Although it's an izakaya restaurant by name and intention, Tan Tan offers a surprisingly broad range of Japanese delicacies. Its 16-page a la carte menu, which also serves as the buffet line's catalogue, features more than 150 items encompassing sushi, shabu shabu, kushikatsu (deep-fried breaded meat on skewers), kushiyaki (grilled meat on skewers, an izakaya trademark), teppanyaki (meat cooked on a griddle) and nabe (hot pot) together with a selection of noodle and rice bowls. Although the buffet is enjoyed mainly from this all-you-can-order menu, the restaurant offers a self-service station with soups, salads and a handful of hot dishes to ensure that the customers' appetites are fulfilled at all times while waiting for their orders to arrive.
On the rainy Friday evening that we visited, the venue, decked out in a rustic style to mimic a traditional Japanese drinking place, was packed with office workers, young families and groups of friends. There are three seating zones to choose from: the bar counter, the air-con dining room and the small open-air section for smokers.
My favourite treats there are the kushiyaki and kushikatsu, which are offered in impressive varieties. Of the first category, I highly recommend you try the firm but succulent grilled pork belly, for which the three choices of seasonings _ wasabi, yuzu zest and kimchi _ were the best.
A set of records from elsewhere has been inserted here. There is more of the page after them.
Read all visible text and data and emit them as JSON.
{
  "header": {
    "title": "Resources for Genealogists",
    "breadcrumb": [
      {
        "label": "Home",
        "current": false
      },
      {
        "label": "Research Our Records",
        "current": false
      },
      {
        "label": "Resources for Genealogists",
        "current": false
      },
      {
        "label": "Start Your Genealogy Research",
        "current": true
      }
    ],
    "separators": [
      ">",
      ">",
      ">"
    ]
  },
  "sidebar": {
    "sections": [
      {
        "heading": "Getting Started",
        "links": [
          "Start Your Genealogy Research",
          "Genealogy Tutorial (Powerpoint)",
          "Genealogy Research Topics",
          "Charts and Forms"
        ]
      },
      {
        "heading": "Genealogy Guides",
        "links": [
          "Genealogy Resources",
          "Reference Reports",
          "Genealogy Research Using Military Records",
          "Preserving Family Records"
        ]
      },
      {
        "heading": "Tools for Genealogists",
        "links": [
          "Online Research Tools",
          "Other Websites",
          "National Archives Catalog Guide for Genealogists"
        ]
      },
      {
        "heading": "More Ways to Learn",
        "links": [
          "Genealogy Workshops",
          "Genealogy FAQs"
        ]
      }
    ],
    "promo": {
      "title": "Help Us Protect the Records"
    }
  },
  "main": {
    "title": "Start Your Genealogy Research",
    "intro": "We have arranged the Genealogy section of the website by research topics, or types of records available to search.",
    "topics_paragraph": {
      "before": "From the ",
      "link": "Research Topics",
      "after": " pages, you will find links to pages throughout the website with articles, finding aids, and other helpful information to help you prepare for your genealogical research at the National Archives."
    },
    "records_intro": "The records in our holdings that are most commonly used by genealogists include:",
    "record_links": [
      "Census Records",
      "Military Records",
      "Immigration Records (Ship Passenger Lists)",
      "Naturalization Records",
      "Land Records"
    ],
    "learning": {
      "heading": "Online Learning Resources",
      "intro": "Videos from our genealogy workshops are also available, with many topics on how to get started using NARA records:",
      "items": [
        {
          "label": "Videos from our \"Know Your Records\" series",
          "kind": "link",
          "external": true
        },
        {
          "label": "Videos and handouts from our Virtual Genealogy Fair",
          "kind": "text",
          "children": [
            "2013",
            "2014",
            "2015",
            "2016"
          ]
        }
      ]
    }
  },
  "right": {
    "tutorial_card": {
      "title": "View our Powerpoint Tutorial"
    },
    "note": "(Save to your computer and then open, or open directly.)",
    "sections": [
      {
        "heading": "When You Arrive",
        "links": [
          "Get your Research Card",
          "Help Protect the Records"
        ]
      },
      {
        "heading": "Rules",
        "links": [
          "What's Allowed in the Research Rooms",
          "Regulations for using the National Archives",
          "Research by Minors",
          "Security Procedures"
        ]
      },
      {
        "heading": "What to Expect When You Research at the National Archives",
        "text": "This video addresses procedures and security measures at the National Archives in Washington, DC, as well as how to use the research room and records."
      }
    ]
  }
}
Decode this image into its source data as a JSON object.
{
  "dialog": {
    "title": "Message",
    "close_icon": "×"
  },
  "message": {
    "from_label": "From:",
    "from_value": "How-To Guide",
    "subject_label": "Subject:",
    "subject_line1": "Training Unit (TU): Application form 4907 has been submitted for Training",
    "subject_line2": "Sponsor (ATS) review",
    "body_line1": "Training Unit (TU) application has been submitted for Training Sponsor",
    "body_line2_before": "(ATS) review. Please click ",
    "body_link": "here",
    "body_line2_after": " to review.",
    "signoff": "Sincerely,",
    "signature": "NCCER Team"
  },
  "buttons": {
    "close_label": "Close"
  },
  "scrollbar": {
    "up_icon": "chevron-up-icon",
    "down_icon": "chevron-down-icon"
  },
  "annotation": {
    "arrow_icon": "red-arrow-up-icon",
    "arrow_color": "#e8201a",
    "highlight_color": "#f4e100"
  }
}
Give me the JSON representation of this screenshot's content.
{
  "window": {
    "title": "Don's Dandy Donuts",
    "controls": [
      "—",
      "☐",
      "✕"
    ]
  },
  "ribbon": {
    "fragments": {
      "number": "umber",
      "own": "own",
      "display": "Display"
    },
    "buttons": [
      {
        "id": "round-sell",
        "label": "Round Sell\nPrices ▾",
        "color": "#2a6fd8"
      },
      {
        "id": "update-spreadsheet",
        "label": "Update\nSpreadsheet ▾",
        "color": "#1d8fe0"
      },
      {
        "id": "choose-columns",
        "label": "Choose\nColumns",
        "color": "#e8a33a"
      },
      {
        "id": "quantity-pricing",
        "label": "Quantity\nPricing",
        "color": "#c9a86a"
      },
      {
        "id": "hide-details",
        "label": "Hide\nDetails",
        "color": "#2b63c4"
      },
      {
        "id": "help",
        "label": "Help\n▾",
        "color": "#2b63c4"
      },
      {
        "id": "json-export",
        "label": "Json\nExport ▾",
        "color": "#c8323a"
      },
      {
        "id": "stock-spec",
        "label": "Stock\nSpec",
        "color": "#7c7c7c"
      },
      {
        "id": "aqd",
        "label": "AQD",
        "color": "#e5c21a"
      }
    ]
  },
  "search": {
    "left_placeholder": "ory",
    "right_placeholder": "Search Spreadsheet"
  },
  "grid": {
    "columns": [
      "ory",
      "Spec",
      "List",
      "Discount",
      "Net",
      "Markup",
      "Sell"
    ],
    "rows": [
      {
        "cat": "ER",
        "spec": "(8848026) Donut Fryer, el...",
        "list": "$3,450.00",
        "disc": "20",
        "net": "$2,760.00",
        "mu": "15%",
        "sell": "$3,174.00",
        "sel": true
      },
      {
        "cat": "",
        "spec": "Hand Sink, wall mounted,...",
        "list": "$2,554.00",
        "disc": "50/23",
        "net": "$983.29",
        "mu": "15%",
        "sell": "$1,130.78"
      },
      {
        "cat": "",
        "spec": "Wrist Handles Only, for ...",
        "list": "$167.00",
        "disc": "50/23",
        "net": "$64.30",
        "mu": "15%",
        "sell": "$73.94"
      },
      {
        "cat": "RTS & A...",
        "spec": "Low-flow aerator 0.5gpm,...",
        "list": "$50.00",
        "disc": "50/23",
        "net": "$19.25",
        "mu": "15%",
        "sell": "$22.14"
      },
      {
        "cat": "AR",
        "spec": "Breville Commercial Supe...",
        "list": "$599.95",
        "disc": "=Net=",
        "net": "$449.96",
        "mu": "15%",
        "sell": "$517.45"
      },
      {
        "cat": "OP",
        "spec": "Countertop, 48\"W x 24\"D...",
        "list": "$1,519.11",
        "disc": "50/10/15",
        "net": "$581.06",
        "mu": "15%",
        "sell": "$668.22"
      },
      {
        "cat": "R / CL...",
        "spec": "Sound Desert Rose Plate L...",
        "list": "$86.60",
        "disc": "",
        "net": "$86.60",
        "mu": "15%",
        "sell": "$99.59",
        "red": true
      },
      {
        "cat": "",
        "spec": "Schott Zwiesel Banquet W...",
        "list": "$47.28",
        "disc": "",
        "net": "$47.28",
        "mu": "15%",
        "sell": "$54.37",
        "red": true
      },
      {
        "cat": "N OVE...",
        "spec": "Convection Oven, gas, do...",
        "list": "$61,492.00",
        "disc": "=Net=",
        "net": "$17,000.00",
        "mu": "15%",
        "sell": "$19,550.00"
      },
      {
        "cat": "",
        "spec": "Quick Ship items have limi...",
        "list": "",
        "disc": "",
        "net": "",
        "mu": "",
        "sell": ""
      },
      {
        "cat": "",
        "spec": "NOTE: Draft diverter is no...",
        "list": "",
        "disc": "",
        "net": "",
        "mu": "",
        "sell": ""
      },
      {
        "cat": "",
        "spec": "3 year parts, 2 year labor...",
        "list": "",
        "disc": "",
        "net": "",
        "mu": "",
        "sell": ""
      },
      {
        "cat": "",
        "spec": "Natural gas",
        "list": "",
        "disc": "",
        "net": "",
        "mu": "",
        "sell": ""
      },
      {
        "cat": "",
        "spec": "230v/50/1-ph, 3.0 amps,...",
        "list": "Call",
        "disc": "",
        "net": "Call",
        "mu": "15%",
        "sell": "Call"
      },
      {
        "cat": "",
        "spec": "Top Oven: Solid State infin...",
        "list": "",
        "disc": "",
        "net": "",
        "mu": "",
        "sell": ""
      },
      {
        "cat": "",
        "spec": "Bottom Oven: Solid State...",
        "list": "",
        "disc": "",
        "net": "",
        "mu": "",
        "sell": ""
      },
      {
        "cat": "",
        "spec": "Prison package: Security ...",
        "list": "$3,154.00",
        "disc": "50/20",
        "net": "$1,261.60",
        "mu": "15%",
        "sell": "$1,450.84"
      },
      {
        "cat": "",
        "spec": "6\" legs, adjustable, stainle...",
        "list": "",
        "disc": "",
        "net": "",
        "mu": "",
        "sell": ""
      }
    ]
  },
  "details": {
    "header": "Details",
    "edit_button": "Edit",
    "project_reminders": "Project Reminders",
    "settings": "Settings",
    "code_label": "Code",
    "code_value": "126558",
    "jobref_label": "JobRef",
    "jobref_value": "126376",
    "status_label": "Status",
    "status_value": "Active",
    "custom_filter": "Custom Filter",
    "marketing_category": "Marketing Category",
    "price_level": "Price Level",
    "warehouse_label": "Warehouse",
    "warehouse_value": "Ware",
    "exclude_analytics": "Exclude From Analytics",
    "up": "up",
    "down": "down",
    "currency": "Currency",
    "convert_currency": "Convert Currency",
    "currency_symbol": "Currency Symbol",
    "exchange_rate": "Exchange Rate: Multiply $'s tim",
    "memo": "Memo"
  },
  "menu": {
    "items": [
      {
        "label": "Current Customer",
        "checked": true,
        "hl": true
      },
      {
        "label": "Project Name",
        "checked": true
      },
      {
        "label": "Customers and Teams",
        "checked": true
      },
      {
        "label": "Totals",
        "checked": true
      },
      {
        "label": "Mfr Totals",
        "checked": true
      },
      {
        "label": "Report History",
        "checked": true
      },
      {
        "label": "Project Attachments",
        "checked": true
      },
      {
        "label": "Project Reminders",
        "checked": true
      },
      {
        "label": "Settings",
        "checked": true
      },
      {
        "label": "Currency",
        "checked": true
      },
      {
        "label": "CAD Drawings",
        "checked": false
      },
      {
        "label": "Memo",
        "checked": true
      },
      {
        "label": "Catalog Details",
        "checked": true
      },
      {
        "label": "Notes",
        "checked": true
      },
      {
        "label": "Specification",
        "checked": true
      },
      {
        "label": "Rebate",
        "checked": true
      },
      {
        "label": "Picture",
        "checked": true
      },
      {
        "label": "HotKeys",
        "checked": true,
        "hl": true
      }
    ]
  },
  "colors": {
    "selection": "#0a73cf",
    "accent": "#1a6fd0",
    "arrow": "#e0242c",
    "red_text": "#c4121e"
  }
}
Other options include chicken thigh, minced chicken meat, seafood and vegetables.
For the kushikatsu, which comes in traditional Osaka-style with a large communal pot of Worcestershire sauce-like dip, try the very pleasant and addictive beef tenderloin, pork, salmon, prawn, lotus root and cheese, which come inside the crispy golden bread crust.
The eringi mushroom nabe presents Japanaese mushroom, prawn and vegetables in chilli-infused soup.
The restaurant has a nice selection of entrees that are worth sampling. The ebimayo, or deep-fried battered prawn dressed with spicy mango-mayonnaise sauce, was addictive. The saba teppanyaki proved truly delectable, featuring pan-fried top-quality mackerel with salty sweet teriyaki glaze and sauteed vegetables, while the more photogenic seafood teppanyaki presented New Zealand mussels and fillets of salmon, prawn and squid that were enjoyed with two options of sauce _ the spicy seafood sauce and sweet mayo sauce.
Wonderfully complementing our protein-rich meal was shio-kyabetsu, or cabbage with salt sauce. This very delicious salad, a staple treat of izakaya eateries, featured chilled crisp leaves of raw cabbage served with a very simple but tasty dressing of salt, garlic and sesame oil.
Diners looking for hot pot pleasure can choose from two alternatives _ shabu shabu and nabe. The mild-tasting shabu shabu allows diners to savour hot pot DIY style, with choices of meat ranging from beef sirloin to bacon and seafood, while the nabe presents the ready-to-eat chilli-infused soup. Similar to the shabu shabu, the pungent nabe, which offers a choice of mushrooms, chives and seafood, is served over a flame on a portable stove.
The restaurant has a limited selection of desserts. We skipped the mass market ice cream for a freshly made chocolate banana crepe, which was fair.
If you fancy a drink, paying an extra 149 baht per person for a free flow of Japanese cocktails and beers is a great idea. The fizzy apricot and green apple sake cocktails were refreshingly luscious.
The three-year-old Japanese gastro-bar is decked out in a rustic style to mimic a traditional Japanese drinking spot.